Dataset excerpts
++++++

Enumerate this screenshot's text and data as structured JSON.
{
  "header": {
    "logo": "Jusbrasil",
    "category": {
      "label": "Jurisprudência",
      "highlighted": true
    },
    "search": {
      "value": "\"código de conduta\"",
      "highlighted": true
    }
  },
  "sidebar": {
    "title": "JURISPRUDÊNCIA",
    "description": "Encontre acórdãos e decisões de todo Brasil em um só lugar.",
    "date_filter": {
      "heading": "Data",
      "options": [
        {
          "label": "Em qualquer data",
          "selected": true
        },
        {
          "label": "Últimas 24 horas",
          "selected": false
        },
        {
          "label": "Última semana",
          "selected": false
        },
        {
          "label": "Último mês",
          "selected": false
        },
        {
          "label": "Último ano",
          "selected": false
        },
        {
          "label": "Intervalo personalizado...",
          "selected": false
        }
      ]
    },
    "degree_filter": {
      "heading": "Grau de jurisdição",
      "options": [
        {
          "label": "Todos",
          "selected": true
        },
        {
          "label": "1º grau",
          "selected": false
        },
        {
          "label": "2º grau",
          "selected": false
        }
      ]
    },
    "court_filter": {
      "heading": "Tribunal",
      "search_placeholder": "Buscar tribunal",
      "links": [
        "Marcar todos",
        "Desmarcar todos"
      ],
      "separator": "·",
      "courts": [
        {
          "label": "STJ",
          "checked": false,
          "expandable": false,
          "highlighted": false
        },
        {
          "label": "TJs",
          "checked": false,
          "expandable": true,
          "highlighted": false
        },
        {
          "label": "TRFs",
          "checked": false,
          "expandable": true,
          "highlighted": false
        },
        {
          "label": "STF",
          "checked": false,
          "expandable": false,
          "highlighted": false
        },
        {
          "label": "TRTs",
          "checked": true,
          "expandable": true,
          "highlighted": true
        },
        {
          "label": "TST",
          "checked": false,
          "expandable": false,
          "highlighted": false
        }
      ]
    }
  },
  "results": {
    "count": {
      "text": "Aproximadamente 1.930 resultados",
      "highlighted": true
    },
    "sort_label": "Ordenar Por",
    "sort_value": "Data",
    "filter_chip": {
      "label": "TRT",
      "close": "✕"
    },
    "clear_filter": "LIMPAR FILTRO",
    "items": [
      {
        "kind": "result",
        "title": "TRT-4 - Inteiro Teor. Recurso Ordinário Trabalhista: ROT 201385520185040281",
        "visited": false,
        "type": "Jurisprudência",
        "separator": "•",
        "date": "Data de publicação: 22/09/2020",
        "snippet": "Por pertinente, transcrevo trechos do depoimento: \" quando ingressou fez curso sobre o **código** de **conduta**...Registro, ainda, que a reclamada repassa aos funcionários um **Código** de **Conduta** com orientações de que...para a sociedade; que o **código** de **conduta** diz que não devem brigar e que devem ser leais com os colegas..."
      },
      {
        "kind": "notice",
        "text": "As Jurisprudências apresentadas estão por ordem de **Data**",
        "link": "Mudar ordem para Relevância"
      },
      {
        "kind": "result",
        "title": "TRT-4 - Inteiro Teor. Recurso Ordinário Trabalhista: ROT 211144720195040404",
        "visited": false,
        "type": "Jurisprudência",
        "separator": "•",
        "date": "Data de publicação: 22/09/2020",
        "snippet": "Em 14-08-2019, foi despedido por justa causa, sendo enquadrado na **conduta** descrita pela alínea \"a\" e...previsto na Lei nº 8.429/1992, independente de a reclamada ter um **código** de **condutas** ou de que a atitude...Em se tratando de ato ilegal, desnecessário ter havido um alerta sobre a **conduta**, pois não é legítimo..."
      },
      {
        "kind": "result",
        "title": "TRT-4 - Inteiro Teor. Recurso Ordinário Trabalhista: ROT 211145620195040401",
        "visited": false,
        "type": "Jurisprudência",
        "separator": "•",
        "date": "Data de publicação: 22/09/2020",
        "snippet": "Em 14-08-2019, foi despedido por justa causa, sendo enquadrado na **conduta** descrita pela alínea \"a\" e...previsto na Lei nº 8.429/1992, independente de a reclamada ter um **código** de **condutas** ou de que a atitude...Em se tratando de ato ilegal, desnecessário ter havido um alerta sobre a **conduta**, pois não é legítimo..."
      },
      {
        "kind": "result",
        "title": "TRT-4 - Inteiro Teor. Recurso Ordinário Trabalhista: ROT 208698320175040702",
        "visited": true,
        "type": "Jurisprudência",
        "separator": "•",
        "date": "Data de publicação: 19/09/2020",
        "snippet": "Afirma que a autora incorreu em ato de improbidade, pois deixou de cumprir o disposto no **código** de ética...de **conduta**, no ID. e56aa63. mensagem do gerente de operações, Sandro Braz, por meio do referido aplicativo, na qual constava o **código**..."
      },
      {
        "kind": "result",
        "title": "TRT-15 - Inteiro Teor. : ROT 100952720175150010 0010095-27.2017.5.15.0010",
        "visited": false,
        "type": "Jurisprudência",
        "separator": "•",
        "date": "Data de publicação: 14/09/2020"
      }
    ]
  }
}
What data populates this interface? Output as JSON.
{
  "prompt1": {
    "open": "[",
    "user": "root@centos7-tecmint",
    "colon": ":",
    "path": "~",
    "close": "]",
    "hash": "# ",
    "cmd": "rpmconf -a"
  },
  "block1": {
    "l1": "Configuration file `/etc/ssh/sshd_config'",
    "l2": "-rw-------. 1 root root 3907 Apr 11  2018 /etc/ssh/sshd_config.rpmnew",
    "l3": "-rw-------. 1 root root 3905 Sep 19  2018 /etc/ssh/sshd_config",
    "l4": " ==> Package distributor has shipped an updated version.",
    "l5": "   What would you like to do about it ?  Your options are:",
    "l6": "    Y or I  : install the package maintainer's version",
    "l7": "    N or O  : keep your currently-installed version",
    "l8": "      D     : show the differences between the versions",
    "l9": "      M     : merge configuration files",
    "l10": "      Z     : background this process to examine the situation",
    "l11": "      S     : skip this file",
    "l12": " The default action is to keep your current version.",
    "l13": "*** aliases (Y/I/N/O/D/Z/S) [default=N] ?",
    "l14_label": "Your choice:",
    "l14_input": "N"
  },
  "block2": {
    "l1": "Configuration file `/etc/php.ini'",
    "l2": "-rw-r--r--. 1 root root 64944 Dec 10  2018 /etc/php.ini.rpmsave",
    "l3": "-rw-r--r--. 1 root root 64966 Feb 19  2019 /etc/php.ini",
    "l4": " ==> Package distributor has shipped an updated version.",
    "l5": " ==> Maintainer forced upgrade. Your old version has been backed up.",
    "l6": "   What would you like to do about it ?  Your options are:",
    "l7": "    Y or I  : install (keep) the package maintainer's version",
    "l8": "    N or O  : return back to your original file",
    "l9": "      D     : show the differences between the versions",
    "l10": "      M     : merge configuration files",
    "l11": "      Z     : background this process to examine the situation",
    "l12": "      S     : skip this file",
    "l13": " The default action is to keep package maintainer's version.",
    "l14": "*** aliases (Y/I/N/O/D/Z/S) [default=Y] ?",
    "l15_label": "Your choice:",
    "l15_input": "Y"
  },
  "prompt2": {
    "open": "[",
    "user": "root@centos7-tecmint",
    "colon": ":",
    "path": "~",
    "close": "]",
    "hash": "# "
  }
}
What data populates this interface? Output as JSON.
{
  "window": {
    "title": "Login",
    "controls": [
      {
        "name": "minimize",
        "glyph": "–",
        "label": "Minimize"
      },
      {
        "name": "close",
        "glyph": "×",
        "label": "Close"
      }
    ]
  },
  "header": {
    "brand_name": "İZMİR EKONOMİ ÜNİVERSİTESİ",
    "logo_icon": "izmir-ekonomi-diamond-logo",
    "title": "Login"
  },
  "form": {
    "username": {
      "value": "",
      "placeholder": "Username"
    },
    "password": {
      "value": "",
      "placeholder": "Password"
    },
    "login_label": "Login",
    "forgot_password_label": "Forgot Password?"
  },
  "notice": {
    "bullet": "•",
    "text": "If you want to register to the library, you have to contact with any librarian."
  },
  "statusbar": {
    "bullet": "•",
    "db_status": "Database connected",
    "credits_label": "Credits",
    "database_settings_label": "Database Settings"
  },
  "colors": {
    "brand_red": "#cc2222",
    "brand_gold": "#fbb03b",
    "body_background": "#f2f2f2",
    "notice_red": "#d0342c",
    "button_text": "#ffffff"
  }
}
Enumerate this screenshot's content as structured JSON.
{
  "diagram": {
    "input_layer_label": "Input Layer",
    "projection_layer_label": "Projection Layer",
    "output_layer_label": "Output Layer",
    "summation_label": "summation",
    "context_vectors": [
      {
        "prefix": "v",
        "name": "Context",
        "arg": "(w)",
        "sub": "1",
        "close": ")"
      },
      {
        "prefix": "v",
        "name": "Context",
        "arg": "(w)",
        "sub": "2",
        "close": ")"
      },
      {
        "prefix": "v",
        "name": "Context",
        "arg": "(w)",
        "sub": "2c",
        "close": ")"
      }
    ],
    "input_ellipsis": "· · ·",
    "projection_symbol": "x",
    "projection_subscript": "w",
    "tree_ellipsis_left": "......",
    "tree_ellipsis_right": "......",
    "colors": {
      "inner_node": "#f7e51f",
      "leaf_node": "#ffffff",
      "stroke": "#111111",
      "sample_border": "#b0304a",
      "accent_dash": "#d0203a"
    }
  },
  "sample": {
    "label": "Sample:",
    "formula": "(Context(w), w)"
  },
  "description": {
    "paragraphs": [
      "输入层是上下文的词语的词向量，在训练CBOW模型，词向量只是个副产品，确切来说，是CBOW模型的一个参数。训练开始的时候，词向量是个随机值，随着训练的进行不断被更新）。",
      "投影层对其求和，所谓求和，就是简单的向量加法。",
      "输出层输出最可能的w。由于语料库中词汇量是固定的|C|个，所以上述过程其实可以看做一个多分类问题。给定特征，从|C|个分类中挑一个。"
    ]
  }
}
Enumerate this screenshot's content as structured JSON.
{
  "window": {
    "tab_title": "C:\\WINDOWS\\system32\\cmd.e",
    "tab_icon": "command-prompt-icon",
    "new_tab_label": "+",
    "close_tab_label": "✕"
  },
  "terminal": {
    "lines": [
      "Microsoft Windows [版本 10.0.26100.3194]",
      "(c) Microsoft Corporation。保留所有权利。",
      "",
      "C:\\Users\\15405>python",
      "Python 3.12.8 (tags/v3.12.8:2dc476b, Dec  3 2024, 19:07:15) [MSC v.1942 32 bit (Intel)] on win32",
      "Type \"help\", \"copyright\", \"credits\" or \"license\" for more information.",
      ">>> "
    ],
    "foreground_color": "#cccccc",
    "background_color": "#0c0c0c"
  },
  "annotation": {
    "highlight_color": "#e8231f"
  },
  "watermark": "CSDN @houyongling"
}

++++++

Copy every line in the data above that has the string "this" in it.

# Response area:
Enumerate this screenshot's text and data as structured JSON.
What data populates this interface? Output as JSON.
    "l10": "      Z     : background this process to examine the situation",
    "l11": "      S     : skip this file",
    "l11": "      Z     : background this process to examine the situation",
    "l12": "      S     : skip this file",
What data populates this interface? Output as JSON.
Enumerate this screenshot's content as structured JSON.
Enumerate this screenshot's content as structured JSON.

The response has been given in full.